Energy secretary set to ‘classify natural gas as sustainable investment’

The government is planning to reclassify natural gas as “environmentally sustainable”, as part of the government’s ‘green taxonomy’ index being drawn up to guide investors, according to reports.

The Telegraph has reported that Kwasi Kwarteng, the secretary of state for business, energy, and industrial strategy (BEIS), is keen that natural gas be recognised as a ‘green’ transition fuel, as part of a classification process taking place within Whitehall.  

In November 2020, chancellor Rishi Sunak announced that the government would seek to establish a ‘green taxonomy’, which would identify which sectors contribute most to the UK’s climate goals, in a bid to aide investment decisions. 

Speaking about the green index last year, John Glen, economic secretary to the Treasury, said that the government wanted investors and businesses to play their part in greening the economy and transitioning to net zero, “so it’s crucial we have a clear common definition of what green means”. 

“A UK green taxonomy will provide better data on the environmental impact of firms, supporting investors, businesses and consumers to make green financial decisions and accelerating the transition to net zero,” he said.

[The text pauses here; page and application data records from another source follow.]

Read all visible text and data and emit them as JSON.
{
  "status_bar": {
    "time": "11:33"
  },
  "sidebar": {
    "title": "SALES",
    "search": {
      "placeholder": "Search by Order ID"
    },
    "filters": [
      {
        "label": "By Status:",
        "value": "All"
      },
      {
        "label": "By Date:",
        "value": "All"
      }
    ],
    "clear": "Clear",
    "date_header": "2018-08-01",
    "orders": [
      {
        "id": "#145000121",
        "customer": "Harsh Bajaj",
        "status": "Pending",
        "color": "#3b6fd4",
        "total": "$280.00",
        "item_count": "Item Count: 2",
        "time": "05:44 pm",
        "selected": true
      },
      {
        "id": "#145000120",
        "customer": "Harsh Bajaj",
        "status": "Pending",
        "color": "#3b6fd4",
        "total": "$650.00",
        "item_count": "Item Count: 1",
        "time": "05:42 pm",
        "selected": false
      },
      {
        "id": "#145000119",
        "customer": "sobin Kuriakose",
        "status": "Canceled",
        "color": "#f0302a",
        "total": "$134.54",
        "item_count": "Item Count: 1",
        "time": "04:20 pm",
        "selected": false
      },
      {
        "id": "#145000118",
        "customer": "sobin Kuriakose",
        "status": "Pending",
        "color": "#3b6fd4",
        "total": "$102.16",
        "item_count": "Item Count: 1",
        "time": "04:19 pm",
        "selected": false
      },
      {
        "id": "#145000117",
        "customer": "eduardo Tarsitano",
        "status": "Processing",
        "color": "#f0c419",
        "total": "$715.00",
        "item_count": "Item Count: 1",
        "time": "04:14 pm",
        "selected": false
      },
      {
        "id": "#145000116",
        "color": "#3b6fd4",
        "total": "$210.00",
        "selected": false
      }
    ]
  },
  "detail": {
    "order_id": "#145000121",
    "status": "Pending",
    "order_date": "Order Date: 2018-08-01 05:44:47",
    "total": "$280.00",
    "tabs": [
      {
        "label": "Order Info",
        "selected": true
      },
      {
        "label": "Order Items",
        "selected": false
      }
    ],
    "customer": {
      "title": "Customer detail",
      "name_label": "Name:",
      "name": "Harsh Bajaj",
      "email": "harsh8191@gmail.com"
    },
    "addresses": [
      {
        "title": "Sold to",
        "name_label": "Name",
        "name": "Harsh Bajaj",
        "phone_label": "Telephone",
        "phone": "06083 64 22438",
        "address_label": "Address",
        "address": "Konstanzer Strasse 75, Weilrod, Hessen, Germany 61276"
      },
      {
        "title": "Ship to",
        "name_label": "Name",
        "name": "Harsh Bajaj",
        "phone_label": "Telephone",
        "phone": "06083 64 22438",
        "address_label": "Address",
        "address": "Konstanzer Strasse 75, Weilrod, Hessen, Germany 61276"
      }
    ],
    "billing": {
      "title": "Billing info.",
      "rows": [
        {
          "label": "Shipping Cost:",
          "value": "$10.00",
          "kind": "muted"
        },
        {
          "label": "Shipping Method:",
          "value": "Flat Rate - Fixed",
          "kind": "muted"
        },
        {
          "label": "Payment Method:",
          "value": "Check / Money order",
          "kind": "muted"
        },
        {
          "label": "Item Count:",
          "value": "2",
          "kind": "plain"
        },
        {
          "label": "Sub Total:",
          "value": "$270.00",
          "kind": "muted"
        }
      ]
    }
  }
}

A Whitehall source is reported as telling the Telegraph this week that Kwarteng “considers natural gas a transition fuel”, and “accepts the reality of the situation which is that we will need gas for decades to come and we need more developments in the North Sea”.

The source continued: “A lot of investors with environmental, social and governance (ESG) targets are divesting from fossil fuels - we don’t want that to be done at the detriment of natural gas.”

While burning natural gas is a huge source of carbon dioxide emissions, some in the energy industry argue that because it emits fewer emissions than coal and oil, it is right to consider it a green transition fuel.

The government also argues that producing natural gas in the UK is key to developing the country’s energy security, and has said it intends to establish a ‘Gas and Oil New Project Regulatory Accelerators’ task force, to provide support to new fossil fuel developments.  

Continued investment in natural gas and oil, as announced in last month’s Energy Security Strategy, has prompted ire from commentators and campaigners, but the BEIS secretary has shown no signs of backing down.

Last week, in response to activists disrupting a business lunch to protest against the government’s current approach to energy security, Kwarteng took to Twitter to say: “Shout and scream all you like, but I’m not going to put Britain’s energy security at risk by shutting off domestic oil and gas production. 

“We will need oil and gas for decades to come. Either we source more of what we need from the North Sea, or import more from abroad.”